## Prompt
Your task is to filter the entries and copy every line containing the string "deskmate".

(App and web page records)
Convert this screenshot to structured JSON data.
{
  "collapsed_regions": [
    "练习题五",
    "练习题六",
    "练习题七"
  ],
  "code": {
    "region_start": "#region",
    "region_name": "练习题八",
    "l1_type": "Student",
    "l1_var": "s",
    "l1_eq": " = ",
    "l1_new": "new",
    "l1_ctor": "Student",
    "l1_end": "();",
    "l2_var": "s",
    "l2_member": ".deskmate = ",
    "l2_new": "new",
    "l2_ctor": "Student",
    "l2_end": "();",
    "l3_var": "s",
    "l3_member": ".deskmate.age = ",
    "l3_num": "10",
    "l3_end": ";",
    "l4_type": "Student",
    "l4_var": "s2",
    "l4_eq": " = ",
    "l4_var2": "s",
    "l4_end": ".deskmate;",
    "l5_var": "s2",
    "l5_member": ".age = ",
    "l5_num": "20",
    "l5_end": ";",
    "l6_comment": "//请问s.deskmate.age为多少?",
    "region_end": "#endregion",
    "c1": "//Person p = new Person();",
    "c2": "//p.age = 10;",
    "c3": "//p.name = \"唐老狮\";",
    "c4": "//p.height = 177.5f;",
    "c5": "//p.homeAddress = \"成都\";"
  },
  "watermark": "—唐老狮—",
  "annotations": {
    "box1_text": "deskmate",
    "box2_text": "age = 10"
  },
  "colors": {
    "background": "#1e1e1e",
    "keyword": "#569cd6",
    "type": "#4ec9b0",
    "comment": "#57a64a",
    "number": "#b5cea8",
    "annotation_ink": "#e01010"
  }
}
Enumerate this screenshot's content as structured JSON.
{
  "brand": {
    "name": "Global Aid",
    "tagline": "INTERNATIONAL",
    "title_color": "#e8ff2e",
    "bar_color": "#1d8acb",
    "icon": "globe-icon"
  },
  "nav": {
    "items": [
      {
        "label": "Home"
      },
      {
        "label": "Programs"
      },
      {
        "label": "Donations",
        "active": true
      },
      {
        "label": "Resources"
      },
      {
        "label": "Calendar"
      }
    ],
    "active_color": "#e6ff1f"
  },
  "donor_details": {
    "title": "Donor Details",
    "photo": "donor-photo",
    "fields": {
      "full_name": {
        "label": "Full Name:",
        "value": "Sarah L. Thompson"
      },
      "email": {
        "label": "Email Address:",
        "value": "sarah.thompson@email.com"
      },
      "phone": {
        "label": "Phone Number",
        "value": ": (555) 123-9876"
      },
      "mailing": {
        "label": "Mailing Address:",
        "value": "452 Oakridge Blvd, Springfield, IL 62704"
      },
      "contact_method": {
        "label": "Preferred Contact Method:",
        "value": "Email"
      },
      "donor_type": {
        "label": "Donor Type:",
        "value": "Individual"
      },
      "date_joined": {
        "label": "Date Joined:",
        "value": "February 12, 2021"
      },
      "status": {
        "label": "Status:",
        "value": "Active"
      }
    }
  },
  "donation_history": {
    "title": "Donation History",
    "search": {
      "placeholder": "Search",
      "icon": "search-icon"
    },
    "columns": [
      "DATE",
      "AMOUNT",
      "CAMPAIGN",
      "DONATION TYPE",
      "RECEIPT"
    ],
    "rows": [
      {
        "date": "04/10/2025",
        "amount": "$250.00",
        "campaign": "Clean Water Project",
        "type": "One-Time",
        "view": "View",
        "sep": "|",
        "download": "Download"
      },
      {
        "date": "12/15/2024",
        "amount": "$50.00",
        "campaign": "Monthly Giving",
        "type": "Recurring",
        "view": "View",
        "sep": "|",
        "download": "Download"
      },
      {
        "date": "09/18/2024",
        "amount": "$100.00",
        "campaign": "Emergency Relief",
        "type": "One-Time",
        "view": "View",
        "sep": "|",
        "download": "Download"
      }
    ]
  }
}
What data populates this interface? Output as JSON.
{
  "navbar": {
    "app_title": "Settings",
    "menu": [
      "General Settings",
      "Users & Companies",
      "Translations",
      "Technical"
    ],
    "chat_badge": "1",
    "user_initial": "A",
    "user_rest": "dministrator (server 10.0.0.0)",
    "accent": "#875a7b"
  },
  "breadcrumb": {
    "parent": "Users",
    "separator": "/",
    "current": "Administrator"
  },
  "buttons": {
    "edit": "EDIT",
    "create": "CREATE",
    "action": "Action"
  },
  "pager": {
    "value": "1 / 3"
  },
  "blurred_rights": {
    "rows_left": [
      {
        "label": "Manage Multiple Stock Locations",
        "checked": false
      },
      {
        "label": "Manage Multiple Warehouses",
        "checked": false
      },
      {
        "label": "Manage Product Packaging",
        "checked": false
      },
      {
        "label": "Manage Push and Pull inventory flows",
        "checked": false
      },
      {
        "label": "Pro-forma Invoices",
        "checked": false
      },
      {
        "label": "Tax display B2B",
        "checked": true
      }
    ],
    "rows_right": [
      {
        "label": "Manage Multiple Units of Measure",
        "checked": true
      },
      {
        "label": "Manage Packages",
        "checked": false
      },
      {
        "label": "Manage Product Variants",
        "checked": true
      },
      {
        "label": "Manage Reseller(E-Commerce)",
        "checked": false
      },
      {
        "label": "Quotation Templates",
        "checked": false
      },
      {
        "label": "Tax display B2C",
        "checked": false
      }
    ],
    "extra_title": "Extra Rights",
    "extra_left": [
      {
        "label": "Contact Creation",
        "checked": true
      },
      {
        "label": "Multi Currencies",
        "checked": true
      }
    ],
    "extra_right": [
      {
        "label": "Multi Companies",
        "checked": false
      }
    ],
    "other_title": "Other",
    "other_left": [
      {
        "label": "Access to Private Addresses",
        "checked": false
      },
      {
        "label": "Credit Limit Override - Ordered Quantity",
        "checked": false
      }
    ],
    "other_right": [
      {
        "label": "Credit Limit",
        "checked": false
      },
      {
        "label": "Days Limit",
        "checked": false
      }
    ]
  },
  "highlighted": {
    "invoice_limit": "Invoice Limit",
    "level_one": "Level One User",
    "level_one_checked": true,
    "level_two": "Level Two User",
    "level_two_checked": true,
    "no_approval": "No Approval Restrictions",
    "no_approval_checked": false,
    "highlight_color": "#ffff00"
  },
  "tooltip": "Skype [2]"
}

## Answer area
    "l2_member": ".deskmate = ",
    "l3_member": ".deskmate.age = ",
    "l4_end": ".deskmate;",
    "l6_comment": "//请问s.deskmate.age为多少?",
    "box1_text": "deskmate",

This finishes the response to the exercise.